Proc. SPIE. 5784, Infrared Imaging Systems: Design, Analysis, Modeling, and Testing XVI
KEYWORDS: Long wavelength infrared, Signal to noise ratio, Optical design, Imaging systems, Sensors, Interference (communication), Wavefronts, Signal processing, Modulation transfer functions, Systems modeling
In a long wave infrared (LWIR) system there is the need to capture the maximum amount of information of objects over a broad volume for the identification and classification by the human or machine observer. In a traditional imaging system the optics limit the capture of this information to a narrow object volume. This limitation can hinder the observer's ability to navigate and/or identify friend or foe in combat or civilian operations. By giving the observer a larger volume of clear imagery their ability to perform will drastically improve. The system presented allows the efficient capture of object information over a broad volume and is enabled by a technology called Wavefront Coding. A Wavefront Coded system employs the joint optimization of the optics, detection and signal processing. Through a specialized design of the system’s optical phase, the system becomes invariant to the aberrations that traditionally limit the effective volume of clear imagery. In the process of becoming invariant, the specialized phase creates a uniform blur across the detected image. Signal processing is applied to remove the blur, resulting in a high quality image. A device specific noise model is presented that was developed for the optimization and accurate simulation of the system. Additionally, still images taken from a video feed from the as-built system are shown, allowing the side by side comparison of a Wavefront Coded and traditional imaging system.
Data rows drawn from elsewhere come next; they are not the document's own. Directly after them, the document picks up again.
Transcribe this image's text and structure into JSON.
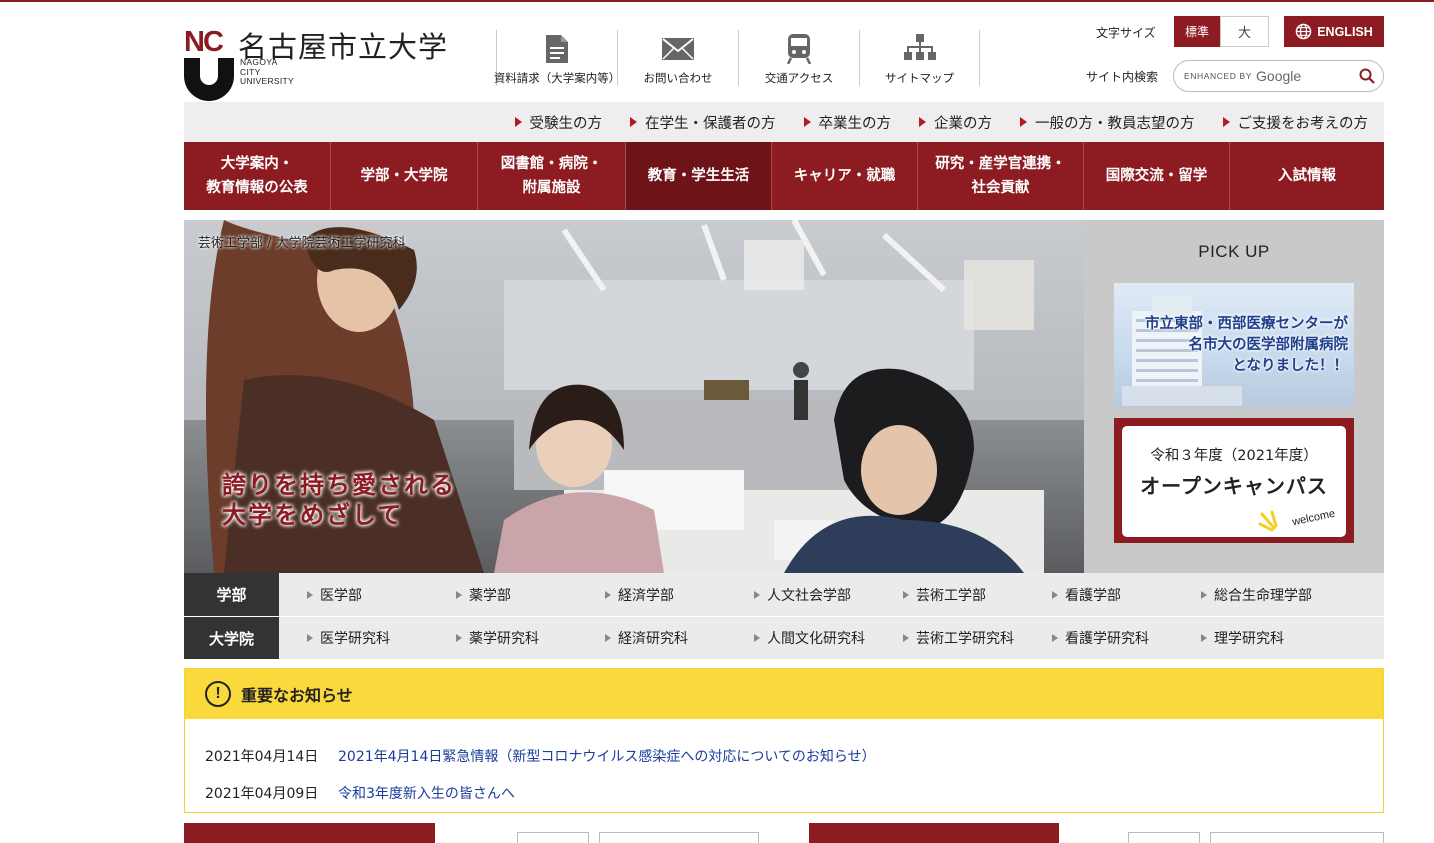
{
  "brand": {
    "logo_letters": "NC",
    "name_ja": "名古屋市立大学",
    "name_en_lines": [
      "NAGOYA",
      "CITY",
      "UNIVERSITY"
    ],
    "color": "#8c1c22"
  },
  "header": {
    "quick_links": [
      {
        "label": "資料請求（大学案内等）",
        "icon": "document-icon"
      },
      {
        "label": "お問い合わせ",
        "icon": "mail-icon"
      },
      {
        "label": "交通アクセス",
        "icon": "train-icon"
      },
      {
        "label": "サイトマップ",
        "icon": "sitemap-icon"
      }
    ],
    "font_size": {
      "label": "文字サイズ",
      "standard": "標準",
      "large": "大",
      "selected": "標準"
    },
    "english_label": "ENGLISH",
    "search": {
      "label": "サイト内検索",
      "enhanced_by": "ENHANCED BY",
      "google": "Google"
    }
  },
  "audience_links": [
    "受験生の方",
    "在学生・保護者の方",
    "卒業生の方",
    "企業の方",
    "一般の方・教員志望の方",
    "ご支援をお考えの方"
  ],
  "main_nav": [
    {
      "line1": "大学案内・",
      "line2": "教育情報の公表"
    },
    {
      "line1": "学部・大学院",
      "line2": ""
    },
    {
      "line1": "図書館・病院・",
      "line2": "附属施設"
    },
    {
      "line1": "教育・学生生活",
      "line2": ""
    },
    {
      "line1": "キャリア・就職",
      "line2": ""
    },
    {
      "line1": "研究・産学官連携・",
      "line2": "社会貢献"
    },
    {
      "line1": "国際交流・留学",
      "line2": ""
    },
    {
      "line1": "入試情報",
      "line2": ""
    }
  ],
  "hero": {
    "caption": "芸術工学部 / 大学院芸術工学研究科",
    "slogan_line1": "誇りを持ち愛される",
    "slogan_line2": "大学をめざして"
  },
  "pickup": {
    "title": "PICK UP",
    "banner1_lines": [
      "市立東部・西部医療センターが",
      "名市大の医学部附属病院",
      "となりました！！"
    ],
    "banner2_year": "令和３年度（2021年度）",
    "banner2_title": "オープンキャンパス",
    "banner2_welcome": "welcome"
  },
  "faculties": {
    "undergrad_label": "学部",
    "undergrad": [
      "医学部",
      "薬学部",
      "経済学部",
      "人文社会学部",
      "芸術工学部",
      "看護学部",
      "総合生命理学部"
    ],
    "grad_label": "大学院",
    "grad": [
      "医学研究科",
      "薬学研究科",
      "経済研究科",
      "人間文化研究科",
      "芸術工学研究科",
      "看護学研究科",
      "理学研究科"
    ]
  },
  "notices": {
    "title": "重要なお知らせ",
    "icon": "exclamation-icon",
    "items": [
      {
        "date": "2021年04月14日",
        "text": "2021年4月14日緊急情報（新型コロナウイルス感染症への対応についてのお知らせ）"
      },
      {
        "date": "2021年04月09日",
        "text": "令和3年度新入生の皆さんへ"
      }
    ]
  }
}
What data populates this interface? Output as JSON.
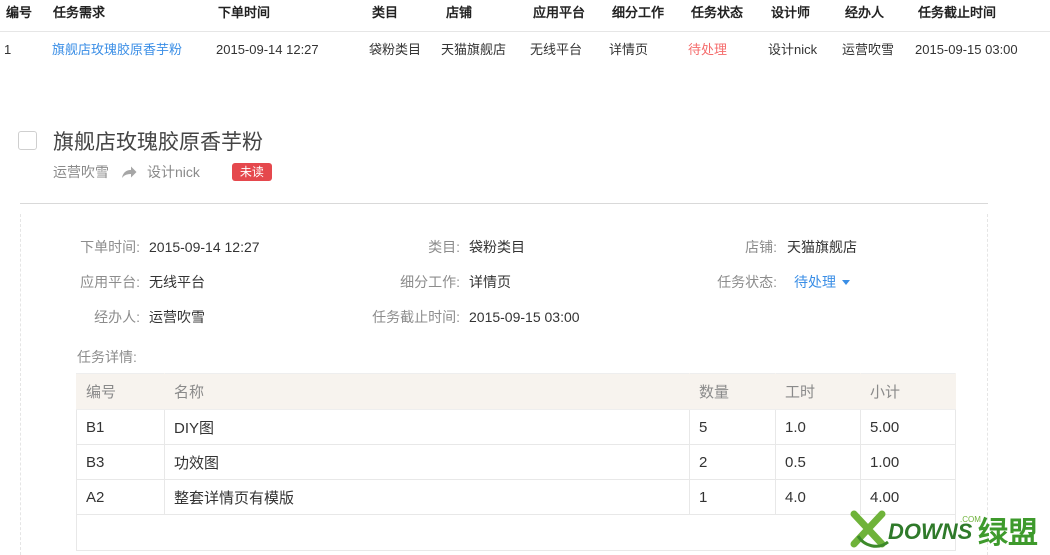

Understanding signal and noise quantities in any practical computational imaging system is critical. Knowledge of the imaging environment, optical parameters, and detector sensitivity determine the signal quantities but often noise quantities are assumed to be independent of the signal and either uniform or Gaussian additive. These simplistic noise models do not accurately model actual detectors. Accurate noise models are needed in order to design optimal systems. We describe a noise model for a modern APS CMOS detector and a number of noise sources that we will be measuring. A method for characterizing the noise sources given a set of dark images and a set of flat field images is outlined. The noise characterization data is then used to simulate dark images and flat field images. The simulated data is a very good match to the real data thus validating the model and characterization procedure.